OLYMPIA — A bill authorizing Washington State University to open its own medical school in Spokane has hit a snag following a Seattle legislator’s demand that the school promise to not limit its teaching based on the beliefs of religious-affiliated hospitals.
The WSU proposal (House Bill 1559) has broad bipartisan support, with 65 co-sponsors. It would end a restriction dating back to 1916 that allowed the University of Washington to operate the state’s only medical school.
The bill was scheduled to be voted out of the House Higher Education Committee on Friday, but the vote was delayed after Rep. Gerry Pollet, D-Seattle, pushed an amendment demanding WSU give upfront assurances that its medical school would not limit teaching on reproductive health or end-of-life care due to partnerships with religious hospitals.
WSU supporters say they have no intention of restricting medical education, but that Pollet’s amendment has no place in the authorization bill.
“It’s way out on the front end of the process,” said Ken Roberts, acting dean of the WSU College of Medical Sciences. He said Pollet is the only legislator he’s heard raise such a concern.
“This is absolutely not the appropriate vehicle,” said Rep. Marcus Ricelli, D-Spokane, the prime sponsor of the bill. Ricelli said he’s confident the proposal will pass out of the committee next week, without Pollet’s amendment.
Pollet argued that now is absolutely the time to demand such public assurances in one form or another, but said WSU has declined to offer them. “You don’t authorize a medical school without an assurance that it will train students in all relevant medical practices, including reproductive health for woman and end-of-life care,” he said.
Pollet’s amendment reflects a larger concern by some over a recent surge in affiliations between Catholic health-care systems and secular hospitals. Critics have worried about access to abortion and other medical services barred by religious doctrine.

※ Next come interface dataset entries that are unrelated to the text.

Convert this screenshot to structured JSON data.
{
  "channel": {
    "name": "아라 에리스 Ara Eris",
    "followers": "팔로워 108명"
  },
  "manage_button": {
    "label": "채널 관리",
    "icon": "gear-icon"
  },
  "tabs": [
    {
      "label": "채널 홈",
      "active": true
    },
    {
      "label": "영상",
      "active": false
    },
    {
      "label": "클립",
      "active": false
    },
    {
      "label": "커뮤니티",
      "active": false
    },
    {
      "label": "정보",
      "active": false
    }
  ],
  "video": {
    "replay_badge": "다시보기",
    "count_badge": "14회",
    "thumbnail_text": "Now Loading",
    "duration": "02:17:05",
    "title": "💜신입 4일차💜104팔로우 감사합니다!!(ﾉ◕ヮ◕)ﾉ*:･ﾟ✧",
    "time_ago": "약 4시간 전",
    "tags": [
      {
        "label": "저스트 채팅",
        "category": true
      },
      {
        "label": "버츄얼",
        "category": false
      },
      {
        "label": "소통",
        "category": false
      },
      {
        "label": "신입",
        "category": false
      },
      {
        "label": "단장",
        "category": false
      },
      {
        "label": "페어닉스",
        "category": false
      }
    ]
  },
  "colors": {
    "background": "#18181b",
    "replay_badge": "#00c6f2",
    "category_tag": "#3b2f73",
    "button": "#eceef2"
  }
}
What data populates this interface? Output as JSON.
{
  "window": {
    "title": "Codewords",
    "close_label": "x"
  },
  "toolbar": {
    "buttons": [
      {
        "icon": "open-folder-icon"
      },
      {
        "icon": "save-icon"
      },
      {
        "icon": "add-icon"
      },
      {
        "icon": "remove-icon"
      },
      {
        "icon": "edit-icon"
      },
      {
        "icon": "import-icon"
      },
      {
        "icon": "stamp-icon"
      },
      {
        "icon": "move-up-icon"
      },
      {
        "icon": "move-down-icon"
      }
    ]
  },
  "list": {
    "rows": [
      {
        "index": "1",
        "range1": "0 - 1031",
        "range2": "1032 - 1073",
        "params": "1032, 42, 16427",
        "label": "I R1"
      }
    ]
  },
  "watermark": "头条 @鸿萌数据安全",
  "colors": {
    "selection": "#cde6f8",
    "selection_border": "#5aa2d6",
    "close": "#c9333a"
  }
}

The UW has long trained its own medical students in Spokane, through its WWAMI program, which has been operated as a partnership with WSU. That program trains students at times in religiously affiliated hospitals, such as Sacred Heart Medical Center. But Pollet said the UW has worked on policies to ensure no gaps in its medical education occur due to those affiliations. He said he worries about the WSU medical school, which would place students entirely in local hospitals for two years.
The UW and WSU have clashed over the medical-school proposal, with the UW arguing a more cost-effective approach would be for lawmakers to expand its existing Spokane program, which trains 40 students a year. But more recently, UW lobbyists have said they don’t oppose the WSU bill so long as the Legislature provides funding to keep the UW’s Spokane program on track.
Even apart from his religious-hospital amendment, Pollet, who also works as a UW instructor, is no fan of the WSU proposal. He also has proposed an amendment to halt the medical school while a broader study is conducted on the best ways to address the shortage of health-care providers in the state.